New exhibition celebrates the evolution of swimwear

Evolution of swimwear

From bathing dresses in the twenties to modern bikinis
Sun, sex and an anthropological study: One British academic's summer of hell in Magaluf

Sun, sex and an anthropological study

One academic’s summer of hell in Magaluf
From Shakespeare to Rising Damp... to Vicious

Frances de la Tour's 50-year triumph

'Rising Damp' brought De la Tour such recognition that she could be forgiven if she'd never been able to move on. But at 70, she continues to flourish - and to beguile
'That Whitsun, I was late getting away...'

Ian McMillan on the Whitsun Weddings

This weekend is Whitsun, and while the festival may no longer resonate, Larkin's best-loved poem, lives on - along with the train journey at the heart of it
Kathryn Williams explores the works and influences of Sylvia Plath in a new light

Songs from the bell jar

Kathryn Williams explores the works and influences of Sylvia Plath
How one man's day in high heels showed him that Cannes must change its 'no flats' policy

One man's day in high heels

...showed him that Cannes must change its 'flats' policy
Is a quiet crusade to reform executive pay bearing fruit?

Is a quiet crusade to reform executive pay bearing fruit?

Dominic Rossi of Fidelity says his pressure on business to control rewards is working.
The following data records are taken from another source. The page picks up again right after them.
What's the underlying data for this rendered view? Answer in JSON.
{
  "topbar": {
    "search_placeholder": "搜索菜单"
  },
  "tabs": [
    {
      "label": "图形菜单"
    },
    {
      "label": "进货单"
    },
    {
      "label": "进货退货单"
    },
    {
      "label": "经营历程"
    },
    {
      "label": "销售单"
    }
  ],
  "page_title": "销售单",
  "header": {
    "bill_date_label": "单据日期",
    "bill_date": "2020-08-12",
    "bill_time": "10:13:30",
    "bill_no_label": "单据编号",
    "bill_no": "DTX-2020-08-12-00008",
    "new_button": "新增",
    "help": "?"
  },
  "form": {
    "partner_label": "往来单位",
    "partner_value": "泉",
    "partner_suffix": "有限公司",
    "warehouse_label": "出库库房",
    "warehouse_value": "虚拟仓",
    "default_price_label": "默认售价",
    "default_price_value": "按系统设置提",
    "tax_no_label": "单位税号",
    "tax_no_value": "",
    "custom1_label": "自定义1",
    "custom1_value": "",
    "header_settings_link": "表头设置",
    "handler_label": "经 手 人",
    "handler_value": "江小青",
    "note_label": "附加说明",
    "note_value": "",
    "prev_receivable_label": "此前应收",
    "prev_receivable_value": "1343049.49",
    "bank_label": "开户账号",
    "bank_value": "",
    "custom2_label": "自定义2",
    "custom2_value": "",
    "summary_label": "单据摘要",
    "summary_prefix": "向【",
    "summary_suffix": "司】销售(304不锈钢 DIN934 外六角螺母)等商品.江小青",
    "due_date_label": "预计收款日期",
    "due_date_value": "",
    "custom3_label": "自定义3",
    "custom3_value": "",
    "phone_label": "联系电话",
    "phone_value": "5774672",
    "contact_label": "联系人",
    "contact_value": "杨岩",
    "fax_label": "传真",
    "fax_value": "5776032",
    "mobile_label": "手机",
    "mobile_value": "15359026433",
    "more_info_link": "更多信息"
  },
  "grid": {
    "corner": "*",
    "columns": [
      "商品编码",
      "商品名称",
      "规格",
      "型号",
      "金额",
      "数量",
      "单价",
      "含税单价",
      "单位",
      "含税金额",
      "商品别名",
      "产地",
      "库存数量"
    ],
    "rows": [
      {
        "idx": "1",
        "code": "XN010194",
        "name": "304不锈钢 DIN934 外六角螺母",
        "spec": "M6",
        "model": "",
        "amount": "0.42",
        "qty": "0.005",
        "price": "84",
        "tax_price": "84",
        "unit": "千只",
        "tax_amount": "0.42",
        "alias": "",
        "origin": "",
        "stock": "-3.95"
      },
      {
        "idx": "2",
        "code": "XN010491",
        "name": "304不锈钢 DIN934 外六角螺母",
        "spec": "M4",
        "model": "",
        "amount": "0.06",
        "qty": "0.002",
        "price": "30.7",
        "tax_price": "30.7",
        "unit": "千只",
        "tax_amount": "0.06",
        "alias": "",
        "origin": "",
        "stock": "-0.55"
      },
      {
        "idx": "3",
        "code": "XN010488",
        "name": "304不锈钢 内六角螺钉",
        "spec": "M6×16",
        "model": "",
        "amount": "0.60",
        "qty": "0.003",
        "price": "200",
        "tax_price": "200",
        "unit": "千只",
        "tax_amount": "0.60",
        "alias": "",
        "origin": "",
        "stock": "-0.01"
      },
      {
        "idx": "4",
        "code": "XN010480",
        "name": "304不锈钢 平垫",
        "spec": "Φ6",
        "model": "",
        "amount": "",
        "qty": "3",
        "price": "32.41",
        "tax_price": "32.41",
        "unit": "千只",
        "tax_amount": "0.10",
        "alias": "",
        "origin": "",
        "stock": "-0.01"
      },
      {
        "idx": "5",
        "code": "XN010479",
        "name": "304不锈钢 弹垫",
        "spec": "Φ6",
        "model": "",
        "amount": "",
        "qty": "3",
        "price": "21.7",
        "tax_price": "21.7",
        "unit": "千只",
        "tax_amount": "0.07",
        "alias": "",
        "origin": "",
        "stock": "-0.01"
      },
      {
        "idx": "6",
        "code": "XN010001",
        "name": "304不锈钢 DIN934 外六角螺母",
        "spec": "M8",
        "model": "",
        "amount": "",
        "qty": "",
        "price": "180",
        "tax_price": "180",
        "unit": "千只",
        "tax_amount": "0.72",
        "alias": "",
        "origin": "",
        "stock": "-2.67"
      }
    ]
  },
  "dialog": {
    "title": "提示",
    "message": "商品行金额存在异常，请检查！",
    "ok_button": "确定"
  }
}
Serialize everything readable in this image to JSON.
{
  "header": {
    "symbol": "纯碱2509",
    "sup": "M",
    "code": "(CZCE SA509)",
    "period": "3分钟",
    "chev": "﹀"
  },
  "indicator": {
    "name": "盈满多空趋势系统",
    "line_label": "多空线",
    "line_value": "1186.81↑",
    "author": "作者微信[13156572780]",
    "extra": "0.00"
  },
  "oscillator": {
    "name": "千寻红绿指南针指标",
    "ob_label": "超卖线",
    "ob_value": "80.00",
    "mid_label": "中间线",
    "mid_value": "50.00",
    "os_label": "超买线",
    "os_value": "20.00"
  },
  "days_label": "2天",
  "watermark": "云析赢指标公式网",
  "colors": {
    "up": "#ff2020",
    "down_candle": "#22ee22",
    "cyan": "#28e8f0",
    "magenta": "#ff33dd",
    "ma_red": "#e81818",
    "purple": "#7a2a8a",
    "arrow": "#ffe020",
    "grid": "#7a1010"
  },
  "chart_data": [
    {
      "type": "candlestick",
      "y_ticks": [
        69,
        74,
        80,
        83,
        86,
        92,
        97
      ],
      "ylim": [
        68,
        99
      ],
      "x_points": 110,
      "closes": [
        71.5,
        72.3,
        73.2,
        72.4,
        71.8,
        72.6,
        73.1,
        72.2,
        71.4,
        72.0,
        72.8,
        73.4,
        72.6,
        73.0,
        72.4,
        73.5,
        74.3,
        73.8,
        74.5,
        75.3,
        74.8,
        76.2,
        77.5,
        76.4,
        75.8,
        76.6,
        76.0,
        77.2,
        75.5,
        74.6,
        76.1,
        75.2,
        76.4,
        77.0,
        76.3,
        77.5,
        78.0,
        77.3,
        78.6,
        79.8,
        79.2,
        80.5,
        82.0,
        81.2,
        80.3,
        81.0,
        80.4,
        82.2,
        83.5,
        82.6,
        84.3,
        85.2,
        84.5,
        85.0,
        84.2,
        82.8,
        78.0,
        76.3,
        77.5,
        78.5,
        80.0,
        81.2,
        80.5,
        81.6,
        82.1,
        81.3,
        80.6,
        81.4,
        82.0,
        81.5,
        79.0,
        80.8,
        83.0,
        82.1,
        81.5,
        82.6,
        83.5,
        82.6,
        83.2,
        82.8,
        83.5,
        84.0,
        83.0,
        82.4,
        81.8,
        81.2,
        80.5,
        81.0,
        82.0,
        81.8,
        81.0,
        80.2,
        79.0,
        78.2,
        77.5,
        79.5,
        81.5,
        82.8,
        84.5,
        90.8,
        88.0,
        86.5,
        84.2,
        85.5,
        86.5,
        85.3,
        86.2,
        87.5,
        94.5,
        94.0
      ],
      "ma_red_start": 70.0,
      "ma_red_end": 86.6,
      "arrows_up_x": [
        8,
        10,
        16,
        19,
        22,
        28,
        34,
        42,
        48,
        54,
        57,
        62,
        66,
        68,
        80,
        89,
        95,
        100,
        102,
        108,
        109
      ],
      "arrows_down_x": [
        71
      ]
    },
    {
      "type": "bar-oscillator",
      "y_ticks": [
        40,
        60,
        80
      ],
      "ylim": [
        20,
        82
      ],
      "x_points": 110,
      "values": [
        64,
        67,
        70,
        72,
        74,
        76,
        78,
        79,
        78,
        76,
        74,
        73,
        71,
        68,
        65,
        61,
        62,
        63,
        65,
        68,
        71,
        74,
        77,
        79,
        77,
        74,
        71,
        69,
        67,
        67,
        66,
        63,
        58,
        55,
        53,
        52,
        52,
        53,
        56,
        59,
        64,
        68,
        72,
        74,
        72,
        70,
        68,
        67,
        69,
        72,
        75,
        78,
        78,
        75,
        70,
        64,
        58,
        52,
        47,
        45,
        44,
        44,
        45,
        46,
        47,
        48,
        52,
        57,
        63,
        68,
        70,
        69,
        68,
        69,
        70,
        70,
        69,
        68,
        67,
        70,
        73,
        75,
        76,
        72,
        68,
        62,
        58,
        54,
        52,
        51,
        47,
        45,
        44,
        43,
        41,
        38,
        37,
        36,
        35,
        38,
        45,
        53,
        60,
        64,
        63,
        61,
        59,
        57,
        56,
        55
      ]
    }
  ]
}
But why aren’t other fund managers helping?
The King David Hotel gives precious work to Palestinians - unless peace talks are on

King David Hotel: Palestinians not included

The King David is special to Jerusalem. Nick Kochan checked in and discovered it has some special arrangements, too
More people moving from Australia to New Zealand than in the other direction for first time in 24 years

End of the Aussie brain drain

More people moving from Australia to New Zealand than in the other direction for first time in 24 years
Meditation is touted as a cure for mental instability but can it actually be bad for you?

Can meditation be bad for you?

Researching a mass murder, Dr Miguel Farias discovered that, far from bringing inner peace, meditation can leave devotees in pieces
Eurovision 2015: Australians will be cheering on their first-ever entrant this Saturday

Australia's first-ever Eurovision entrant

Australia, a nation of kitsch-worshippers, has always loved the Eurovision Song Contest. Maggie Alderson says it'll fit in fine